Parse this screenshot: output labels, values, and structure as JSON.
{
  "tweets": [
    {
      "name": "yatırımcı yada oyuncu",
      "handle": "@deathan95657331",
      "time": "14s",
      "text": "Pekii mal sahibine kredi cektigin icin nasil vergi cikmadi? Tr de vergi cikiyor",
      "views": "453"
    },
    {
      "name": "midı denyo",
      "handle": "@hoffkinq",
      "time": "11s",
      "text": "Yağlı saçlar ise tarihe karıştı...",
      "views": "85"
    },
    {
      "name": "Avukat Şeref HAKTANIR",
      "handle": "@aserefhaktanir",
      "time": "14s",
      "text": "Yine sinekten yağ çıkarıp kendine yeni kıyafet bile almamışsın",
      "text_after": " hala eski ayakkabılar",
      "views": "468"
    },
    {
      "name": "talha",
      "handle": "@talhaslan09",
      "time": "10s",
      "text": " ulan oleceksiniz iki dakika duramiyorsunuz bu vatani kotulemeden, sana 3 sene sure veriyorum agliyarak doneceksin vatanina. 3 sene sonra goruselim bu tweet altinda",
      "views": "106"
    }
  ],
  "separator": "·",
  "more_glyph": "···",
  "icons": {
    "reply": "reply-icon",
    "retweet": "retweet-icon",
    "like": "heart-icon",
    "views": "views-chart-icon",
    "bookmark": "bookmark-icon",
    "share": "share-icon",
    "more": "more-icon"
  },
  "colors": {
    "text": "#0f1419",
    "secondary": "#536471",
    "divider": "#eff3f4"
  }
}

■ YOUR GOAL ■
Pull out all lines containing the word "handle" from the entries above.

■ EXERCISE OUTPUT ■
      "handle": "@deathan95657331",
      "handle": "@hoffkinq",
      "handle": "@aserefhaktanir",
      "handle": "@talhaslan09",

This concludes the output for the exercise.